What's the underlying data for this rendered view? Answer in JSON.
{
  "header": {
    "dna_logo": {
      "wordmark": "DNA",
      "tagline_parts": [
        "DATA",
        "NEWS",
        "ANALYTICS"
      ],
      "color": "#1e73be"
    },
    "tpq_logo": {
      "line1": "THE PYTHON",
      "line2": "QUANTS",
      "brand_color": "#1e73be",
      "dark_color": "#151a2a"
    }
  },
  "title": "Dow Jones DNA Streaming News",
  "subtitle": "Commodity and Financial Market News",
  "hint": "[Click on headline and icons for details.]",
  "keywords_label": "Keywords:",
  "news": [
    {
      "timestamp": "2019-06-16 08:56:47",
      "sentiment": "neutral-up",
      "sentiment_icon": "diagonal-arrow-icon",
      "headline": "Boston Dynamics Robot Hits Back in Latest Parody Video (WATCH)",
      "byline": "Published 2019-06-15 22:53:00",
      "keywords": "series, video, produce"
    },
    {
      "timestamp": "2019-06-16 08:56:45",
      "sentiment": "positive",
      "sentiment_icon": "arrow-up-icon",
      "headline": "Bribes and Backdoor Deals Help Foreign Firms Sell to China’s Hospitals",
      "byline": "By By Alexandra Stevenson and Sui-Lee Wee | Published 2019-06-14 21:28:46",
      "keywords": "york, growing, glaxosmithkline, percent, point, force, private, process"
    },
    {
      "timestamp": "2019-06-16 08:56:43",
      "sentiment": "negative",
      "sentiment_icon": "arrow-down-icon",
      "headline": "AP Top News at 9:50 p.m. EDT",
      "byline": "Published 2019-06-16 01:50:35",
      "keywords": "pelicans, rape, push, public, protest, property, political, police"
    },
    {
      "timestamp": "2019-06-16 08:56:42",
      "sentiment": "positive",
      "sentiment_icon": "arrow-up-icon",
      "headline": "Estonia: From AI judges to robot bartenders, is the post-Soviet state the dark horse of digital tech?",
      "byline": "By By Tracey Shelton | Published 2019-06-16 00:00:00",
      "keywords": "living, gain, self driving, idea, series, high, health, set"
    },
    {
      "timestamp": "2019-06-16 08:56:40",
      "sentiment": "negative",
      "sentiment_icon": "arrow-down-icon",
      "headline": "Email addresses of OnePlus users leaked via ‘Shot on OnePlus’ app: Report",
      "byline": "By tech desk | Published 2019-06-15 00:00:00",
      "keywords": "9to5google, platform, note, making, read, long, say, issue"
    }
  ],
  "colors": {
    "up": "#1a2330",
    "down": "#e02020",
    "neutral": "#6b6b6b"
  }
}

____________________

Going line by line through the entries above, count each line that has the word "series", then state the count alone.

2